The book reader’s barrier of entry is almost the opposite to a movie/video game. The product is far less expensive than video games (closer in the case of a movie) but the time commitment can be considerably longer (depending on the length of the book) and, more importantly, requires constant engagement from the reader. Unlike movies – which is a completely passive experience, if book readers stop reader, the experience stops. The same is true for many video games, but it is possible to “play” a video game absent-mindedly. Another barrier to entry is that book readers have to make their engagement in the content based solely on faith. Movies and video games have trailers – it is easy for audiences to make a decision to engage in the content based solely on the trailer. With a book, there’s the cover and, if you are willing, you might read a few pages in the store or on-line. There’s a reason that the saying “you can’t judge a book by its cover” exists!

Gratification for book readers is much more delayed than a movie or a video game - sometimes substantially- often a reader might have to finish a book before they know whether they liked it. Or in my own experience, it might require revisiting to form an opinion.

The barrier of entry for tabletop gaming requires more money than a book (of course, this depends on the game. A game like The Mind is only $9.99 at Target, while Mansions of Madness costs $99.99), and require the same level of trust as a book reader to discover whether a game is “good” or not. The maxim “You can’t judge a book by its cover” applies to board games as well and you can watch all of the “watch it played” videos you’d like - but just like a video game - you just won’t know whether you like a tabletop game until you play it. The forums of BoardGameGeek.Com are littered with reviews stating “I thought I’d like this more.”

As with video games, the time commitment for tabletop games varies – minutes to hours – but modern hobbyist games often trend towards hours. And don’t get me started on campaign games like Gloomhaven, Kingdom Death: Monster and Dungeons and Dragons. (I have a friend who has been playing the same D&D campaign for decades!)

Of all of the entertainment mediums, the game rules offer the highest barrier of entry. Designer Rob Daviau has noted that “the best moment of owning a game is when you open the box and the worst moment is when you read the rules.” I don’t know about you but there have been many times where I have read the rules to a game, thought I understood how to play it and still “played it wrong”?).

Finally, there is one last barrier of entry to tabletop gaming: other people. Most games require other players to even engage – all other forms of media we’ve discussed are solitary – and it can be challenging, if not difficult to gather the players necessary to play a tabletop game. This is one of the reasons why I think “solo modes” have taken off in board gaming.
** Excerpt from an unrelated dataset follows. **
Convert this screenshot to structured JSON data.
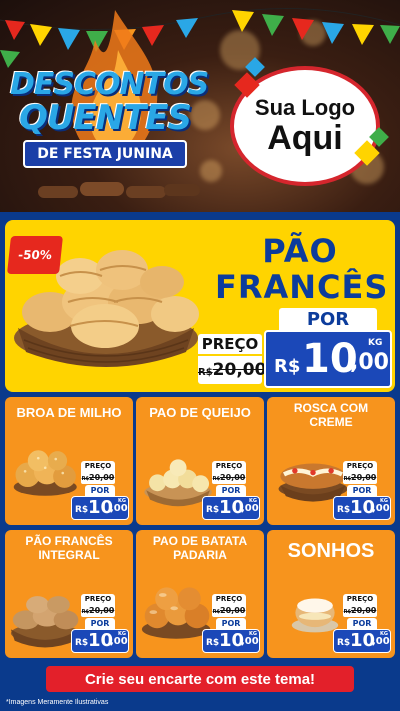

So will “board games ever sell like video games?” My research points to “no”. The barriers of entry for board games is just to high for the mass market. But does it need to sell like video games? I think this starts the discussion for an even more relevant question, “why do board games need to be compared to video games or movies or books at all?”